### What is being asked
Which lines in the records below contain the word "table"? Report each of them.

### The input
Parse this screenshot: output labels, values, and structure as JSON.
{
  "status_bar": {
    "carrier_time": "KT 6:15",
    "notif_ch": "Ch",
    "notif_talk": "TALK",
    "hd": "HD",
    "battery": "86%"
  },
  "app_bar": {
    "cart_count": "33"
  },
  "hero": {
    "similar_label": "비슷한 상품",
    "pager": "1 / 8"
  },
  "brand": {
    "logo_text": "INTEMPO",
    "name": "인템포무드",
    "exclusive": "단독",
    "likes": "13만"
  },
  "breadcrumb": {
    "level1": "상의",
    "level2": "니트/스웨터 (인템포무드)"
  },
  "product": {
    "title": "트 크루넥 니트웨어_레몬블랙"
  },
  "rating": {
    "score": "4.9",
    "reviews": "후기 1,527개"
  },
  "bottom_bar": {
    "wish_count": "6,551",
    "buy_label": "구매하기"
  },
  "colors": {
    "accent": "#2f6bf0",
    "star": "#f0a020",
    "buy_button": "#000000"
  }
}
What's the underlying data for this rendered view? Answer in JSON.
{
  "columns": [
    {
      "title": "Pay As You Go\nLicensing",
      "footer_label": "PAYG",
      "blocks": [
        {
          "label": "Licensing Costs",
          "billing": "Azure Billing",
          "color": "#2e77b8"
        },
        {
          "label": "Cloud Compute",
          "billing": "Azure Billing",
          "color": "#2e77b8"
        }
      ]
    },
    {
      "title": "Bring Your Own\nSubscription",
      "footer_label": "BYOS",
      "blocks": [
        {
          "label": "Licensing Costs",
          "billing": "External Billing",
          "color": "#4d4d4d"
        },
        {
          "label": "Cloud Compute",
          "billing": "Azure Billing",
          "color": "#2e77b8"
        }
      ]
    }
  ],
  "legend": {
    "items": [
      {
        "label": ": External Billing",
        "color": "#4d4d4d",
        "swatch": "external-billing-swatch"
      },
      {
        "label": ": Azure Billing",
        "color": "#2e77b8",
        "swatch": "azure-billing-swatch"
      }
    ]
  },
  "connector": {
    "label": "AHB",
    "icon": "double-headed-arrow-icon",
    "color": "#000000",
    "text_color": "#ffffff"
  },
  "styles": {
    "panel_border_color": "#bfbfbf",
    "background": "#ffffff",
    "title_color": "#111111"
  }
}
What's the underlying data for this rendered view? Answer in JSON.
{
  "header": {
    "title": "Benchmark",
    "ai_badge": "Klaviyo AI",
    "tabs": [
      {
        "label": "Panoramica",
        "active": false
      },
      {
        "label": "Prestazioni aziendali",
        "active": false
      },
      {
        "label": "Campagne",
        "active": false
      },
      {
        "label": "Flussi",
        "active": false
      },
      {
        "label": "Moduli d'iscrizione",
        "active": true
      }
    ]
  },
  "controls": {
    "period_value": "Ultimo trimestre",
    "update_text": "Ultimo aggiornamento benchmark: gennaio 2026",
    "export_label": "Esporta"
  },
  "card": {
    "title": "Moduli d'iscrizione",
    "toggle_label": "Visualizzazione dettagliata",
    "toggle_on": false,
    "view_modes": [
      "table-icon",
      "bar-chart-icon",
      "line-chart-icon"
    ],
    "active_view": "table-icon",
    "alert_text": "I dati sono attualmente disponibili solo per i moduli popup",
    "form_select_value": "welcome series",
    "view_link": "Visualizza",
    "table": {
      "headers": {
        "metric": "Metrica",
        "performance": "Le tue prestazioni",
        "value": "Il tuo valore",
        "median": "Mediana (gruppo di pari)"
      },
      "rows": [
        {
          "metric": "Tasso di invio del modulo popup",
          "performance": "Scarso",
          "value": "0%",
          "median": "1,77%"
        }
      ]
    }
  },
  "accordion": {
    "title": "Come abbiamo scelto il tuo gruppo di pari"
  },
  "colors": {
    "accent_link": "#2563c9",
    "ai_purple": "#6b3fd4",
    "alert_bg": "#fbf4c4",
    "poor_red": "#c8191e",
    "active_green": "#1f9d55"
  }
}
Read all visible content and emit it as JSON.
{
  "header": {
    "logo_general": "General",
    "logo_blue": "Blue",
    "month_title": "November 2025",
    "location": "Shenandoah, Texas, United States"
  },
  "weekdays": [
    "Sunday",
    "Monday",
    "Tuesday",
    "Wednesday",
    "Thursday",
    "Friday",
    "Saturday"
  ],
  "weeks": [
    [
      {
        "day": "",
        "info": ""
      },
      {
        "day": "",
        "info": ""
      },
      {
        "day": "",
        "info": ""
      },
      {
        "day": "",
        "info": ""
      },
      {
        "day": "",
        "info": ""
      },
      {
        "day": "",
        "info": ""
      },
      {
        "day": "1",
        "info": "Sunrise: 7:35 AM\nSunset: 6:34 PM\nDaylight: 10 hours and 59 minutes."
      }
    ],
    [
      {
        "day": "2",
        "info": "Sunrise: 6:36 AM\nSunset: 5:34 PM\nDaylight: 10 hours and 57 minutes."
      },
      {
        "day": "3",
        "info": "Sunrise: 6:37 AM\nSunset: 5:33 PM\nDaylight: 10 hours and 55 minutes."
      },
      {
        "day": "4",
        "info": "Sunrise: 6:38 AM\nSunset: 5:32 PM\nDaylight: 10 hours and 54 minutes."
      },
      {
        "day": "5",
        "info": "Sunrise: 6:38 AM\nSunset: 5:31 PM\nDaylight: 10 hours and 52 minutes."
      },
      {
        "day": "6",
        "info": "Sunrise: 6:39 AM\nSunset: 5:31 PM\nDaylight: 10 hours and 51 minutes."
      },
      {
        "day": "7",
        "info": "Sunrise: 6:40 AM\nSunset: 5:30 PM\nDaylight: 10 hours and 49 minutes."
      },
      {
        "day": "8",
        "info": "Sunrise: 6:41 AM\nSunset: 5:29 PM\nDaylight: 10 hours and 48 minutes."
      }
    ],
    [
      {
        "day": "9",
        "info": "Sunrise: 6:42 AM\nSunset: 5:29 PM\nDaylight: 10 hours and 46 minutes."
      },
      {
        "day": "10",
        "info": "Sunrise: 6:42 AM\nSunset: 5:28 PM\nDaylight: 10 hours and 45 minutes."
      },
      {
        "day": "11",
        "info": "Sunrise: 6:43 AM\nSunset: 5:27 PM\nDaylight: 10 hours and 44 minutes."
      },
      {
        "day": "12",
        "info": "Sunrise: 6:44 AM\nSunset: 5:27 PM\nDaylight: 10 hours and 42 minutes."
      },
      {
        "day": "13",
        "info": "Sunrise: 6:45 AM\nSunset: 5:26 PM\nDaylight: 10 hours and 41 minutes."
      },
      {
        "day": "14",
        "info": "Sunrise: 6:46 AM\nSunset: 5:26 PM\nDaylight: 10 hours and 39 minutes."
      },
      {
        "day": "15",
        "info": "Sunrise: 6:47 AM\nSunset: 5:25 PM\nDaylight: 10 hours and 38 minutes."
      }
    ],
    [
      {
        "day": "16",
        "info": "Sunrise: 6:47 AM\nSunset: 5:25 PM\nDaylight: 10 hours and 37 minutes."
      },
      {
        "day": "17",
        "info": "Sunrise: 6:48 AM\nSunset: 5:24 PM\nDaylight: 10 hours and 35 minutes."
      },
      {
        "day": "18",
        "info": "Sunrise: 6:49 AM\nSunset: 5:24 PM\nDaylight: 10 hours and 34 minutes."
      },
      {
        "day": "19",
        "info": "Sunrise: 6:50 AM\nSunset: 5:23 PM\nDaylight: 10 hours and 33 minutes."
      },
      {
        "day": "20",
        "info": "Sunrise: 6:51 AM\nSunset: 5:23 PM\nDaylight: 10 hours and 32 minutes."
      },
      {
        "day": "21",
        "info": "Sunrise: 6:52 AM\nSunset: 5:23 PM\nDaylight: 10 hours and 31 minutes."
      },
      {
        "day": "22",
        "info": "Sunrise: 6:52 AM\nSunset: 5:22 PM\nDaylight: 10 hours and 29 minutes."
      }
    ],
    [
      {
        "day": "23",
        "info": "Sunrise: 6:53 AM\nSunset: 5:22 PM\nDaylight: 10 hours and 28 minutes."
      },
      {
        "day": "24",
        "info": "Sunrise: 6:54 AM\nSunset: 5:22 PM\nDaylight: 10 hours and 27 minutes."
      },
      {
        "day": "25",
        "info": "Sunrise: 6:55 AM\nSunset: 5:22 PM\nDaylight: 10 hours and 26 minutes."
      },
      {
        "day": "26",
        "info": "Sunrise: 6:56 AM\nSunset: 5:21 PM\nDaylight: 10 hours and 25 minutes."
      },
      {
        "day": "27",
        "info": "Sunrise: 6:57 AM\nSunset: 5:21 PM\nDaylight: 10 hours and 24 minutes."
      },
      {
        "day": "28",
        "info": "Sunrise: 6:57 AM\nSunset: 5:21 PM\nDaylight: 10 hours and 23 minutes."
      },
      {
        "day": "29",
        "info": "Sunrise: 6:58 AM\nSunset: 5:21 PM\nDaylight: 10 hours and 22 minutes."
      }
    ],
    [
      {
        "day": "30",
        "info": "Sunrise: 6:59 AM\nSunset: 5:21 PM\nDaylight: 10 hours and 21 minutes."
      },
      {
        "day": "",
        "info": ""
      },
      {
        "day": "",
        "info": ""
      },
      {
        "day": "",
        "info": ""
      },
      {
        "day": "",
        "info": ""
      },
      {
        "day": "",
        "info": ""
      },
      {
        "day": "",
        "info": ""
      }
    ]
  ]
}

### Exercise response
      "table-icon",
    "active_view": "table-icon",
    "table": {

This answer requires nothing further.